BirdLife has various projects taking place worldwide, each responding to specific conservation issues.
As the world’s largest nature conservation partnership, with local roots and global reach informed by internationally-recognised science, BirdLife is uniquely placed to help guide and develop the post-2020 framework and mobilise support for its implementation.
Our planet is in the midst its sixth mass extinction event, with climate change, habitat destruction and other human activities devastating the diversity of life on the planet. But while the crisis is undeniably urgent, there’s also hope. Humans may create huge challenges – but with enough support, dedication and resources, we can also reverse them.
Red: a colour of alarm, urgency, passion and energy. For most conservationists, “The Red List” evokes all four of these feelings, perhaps all at once. The Red List tells us which species are most in danger and which to conserve first. It’s also a powerful tool for persuading governments to protect threatened species.
BirdLife’s ambitious island restoration work addresses this outsized impact on extinctions integrating the species, sites and society pillars of its new strategy. Working with local BirdLife partners and local communities around the globe, in the Pacific, off Latin America, or the California coast for example, we help restore island ecosystems by eradicating invasive alien species. The work improves livelihoods, food security, health and wellbeing.
The illegal trade in ivory or rhino horn tends to get the headlines.

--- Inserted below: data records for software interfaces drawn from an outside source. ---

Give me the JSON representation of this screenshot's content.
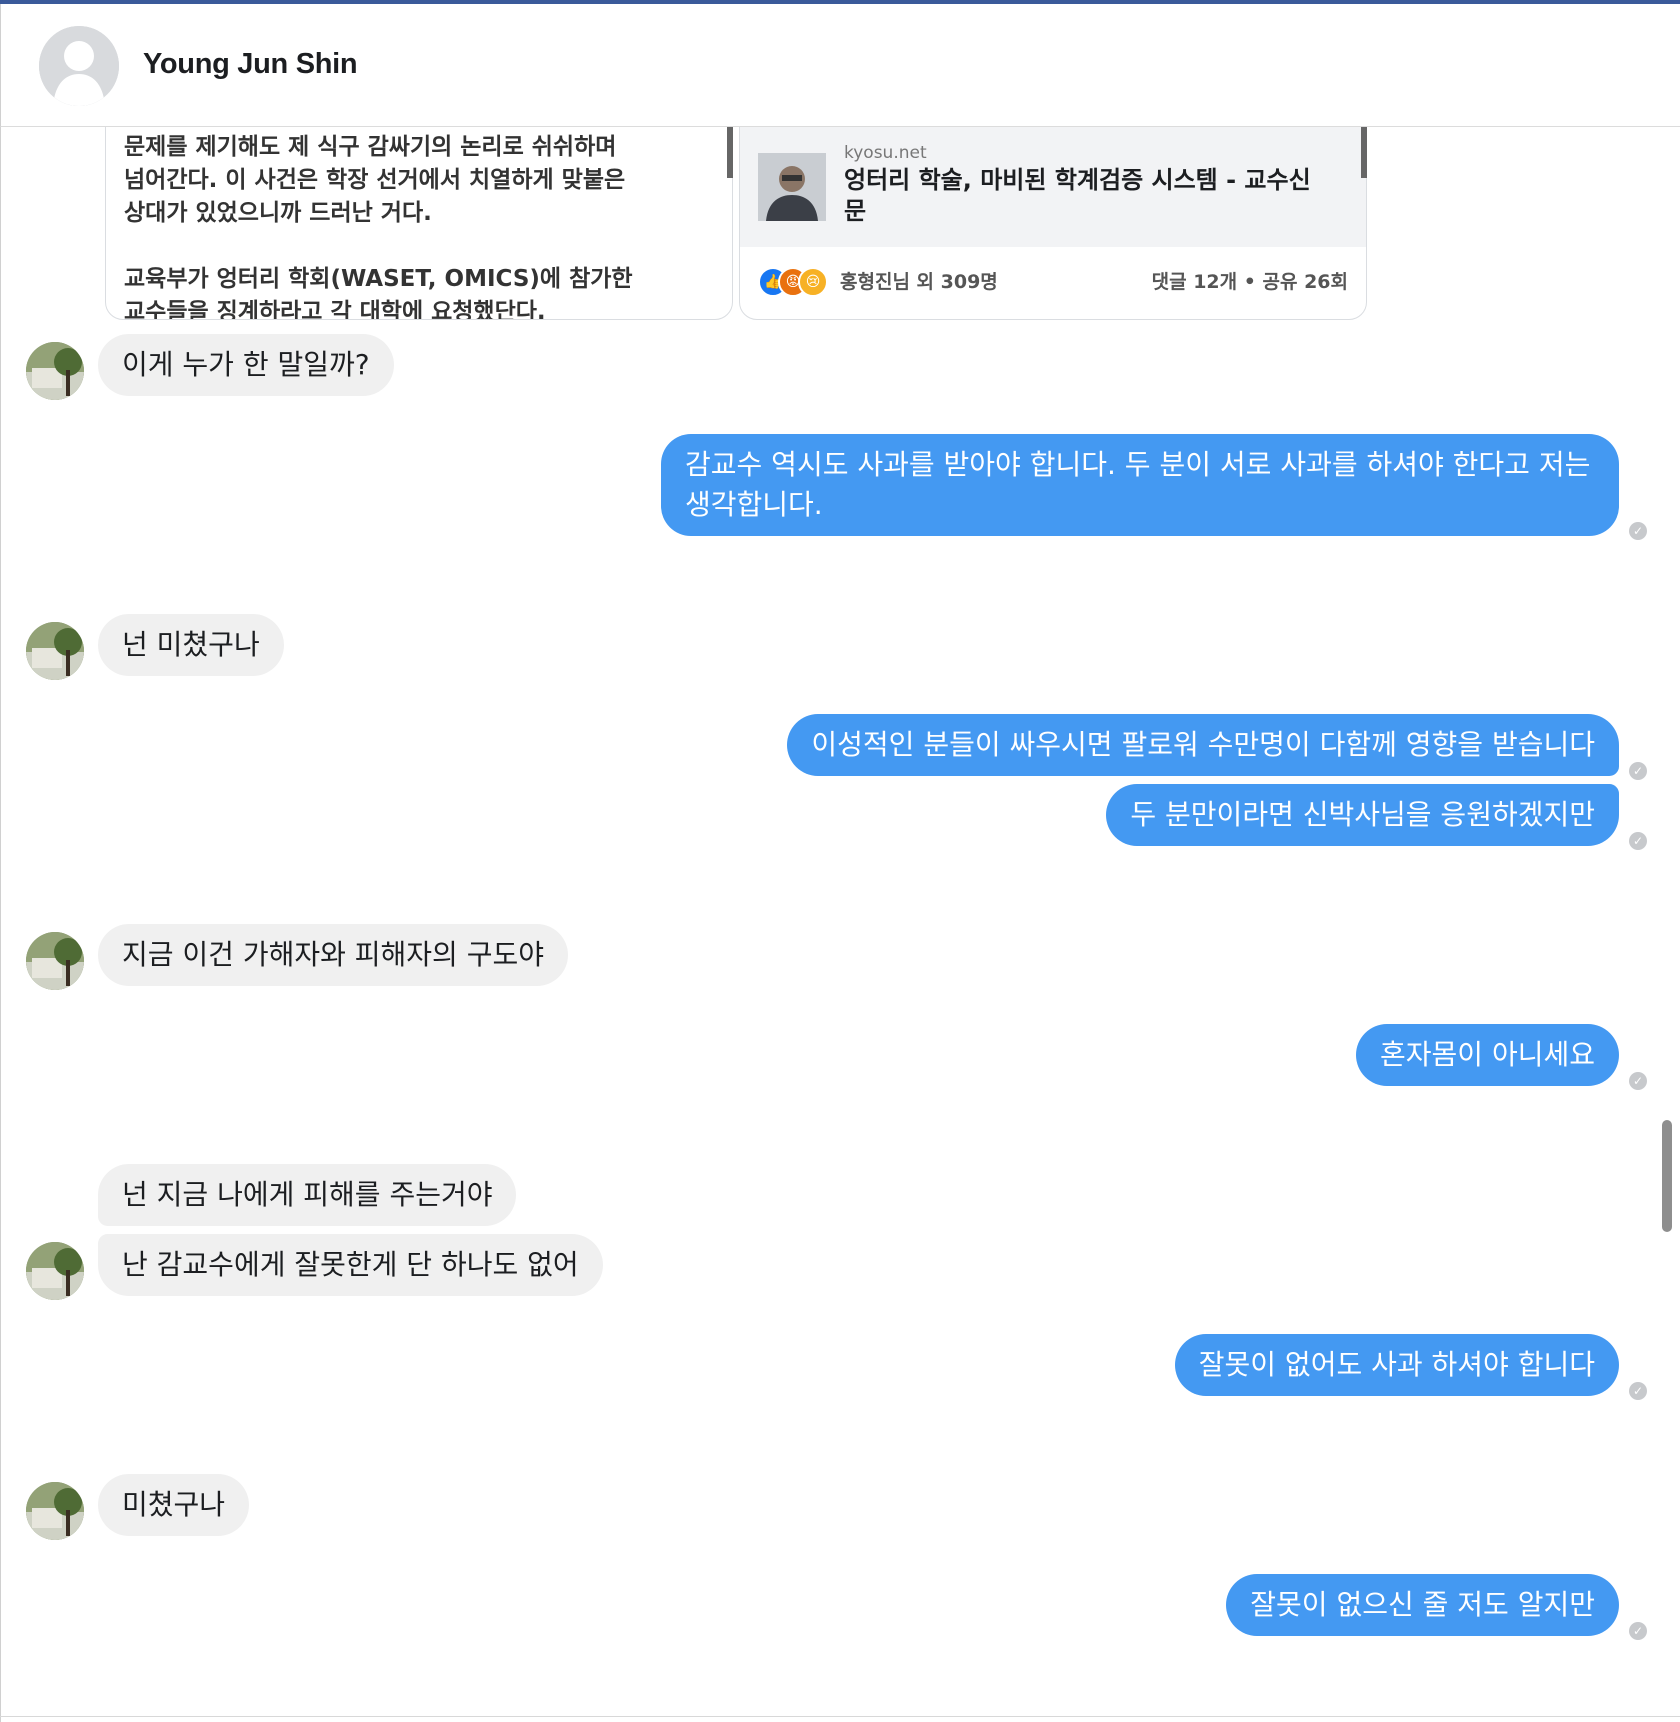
{
  "header": {
    "name": "Young Jun Shin"
  },
  "shared_posts": [
    {
      "text": "문제를 제기해도 제 식구 감싸기의 논리로 쉬쉬하며\n넘어간다. 이 사건은 학장 선거에서 치열하게 맞붙은\n상대가 있었으니까 드러난 거다.\n\n교육부가 엉터리 학회(WASET, OMICS)에 참가한\n교수들을 징계하라고 각 대학에 요청했단다."
    },
    {
      "domain": "kyosu.net",
      "title": "엉터리 학술, 마비된 학계검증 시스템 - 교수신문",
      "reactions": "홍형진님 외 309명",
      "stats": "댓글 12개 • 공유 26회"
    }
  ],
  "messages": [
    {
      "from": "them",
      "text": "이게 누가 한 말일까?"
    },
    {
      "from": "me",
      "text": "감교수 역시도 사과를 받아야 합니다. 두 분이 서로 사과를 하셔야 한다고 저는 생각합니다."
    },
    {
      "from": "them",
      "text": "넌 미쳤구나"
    },
    {
      "from": "me",
      "text": "이성적인 분들이 싸우시면 팔로워 수만명이 다함께 영향을 받습니다"
    },
    {
      "from": "me",
      "text": "두 분만이라면 신박사님을 응원하겠지만"
    },
    {
      "from": "them",
      "text": "지금 이건 가해자와 피해자의 구도야"
    },
    {
      "from": "me",
      "text": "혼자몸이 아니세요"
    },
    {
      "from": "them",
      "text": "넌 지금 나에게 피해를 주는거야"
    },
    {
      "from": "them",
      "text": "난 감교수에게 잘못한게 단 하나도 없어"
    },
    {
      "from": "me",
      "text": "잘못이 없어도 사과 하셔야 합니다"
    },
    {
      "from": "them",
      "text": "미쳤구나"
    },
    {
      "from": "me",
      "text": "잘못이 없으신 줄 저도 알지만"
    }
  ],
  "colors": {
    "outgoing": "#4499f2",
    "incoming": "#f0f0f0",
    "seen": "#c7c9cc"
  },
  "icons": {
    "seen": "check-circle-icon",
    "like": "like-icon",
    "angry": "angry-icon",
    "sad": "sad-icon"
  }
}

The illegal bird trade, however, poses just as great a threat – one that BirdLife and our Partners are working across the world to combat.
Supported by the Critical Ecosystem Partnership Fund (CEPF), BirdLife and our local partners are guiding conservation projects Mediterranean biodiversity hotspot – a series of coastal zones fabulously rich in biodiversity, yet threatened by unrestrained coastal development.
In recent years, vulture populations across Africa have declined catastrophically. Seven out of the 11 African vulture species are now at risk of extinction. Over the last 50 years we have seen vulture population declines of 80-97%, including a 92% decline in five African vulture species.
The Albatross Task Force, led by BirdLife International and its UK partner, the RSPB, is an international team of experts on a mission to reduce seabird bycatch by 80% in some of the world's deadliest fisheries.
It’s no secret that our natural world is in terrible shape. Our unsustainable system is causing climate chaos and putting over one million species at risk of extinction. BirdLife is mobilising communities to change the systems that underpin our consumption and our economies.
BirdLife protects birds by protecting the places they live and travel through. For almost 50 years, the BirdLife Partnership has worked together to identify and protect the places of greatest significance for the conservation of the world’s birds and the wildlife they need to thrive. We call them Important Bird and Biodiversity Areas (IBAs).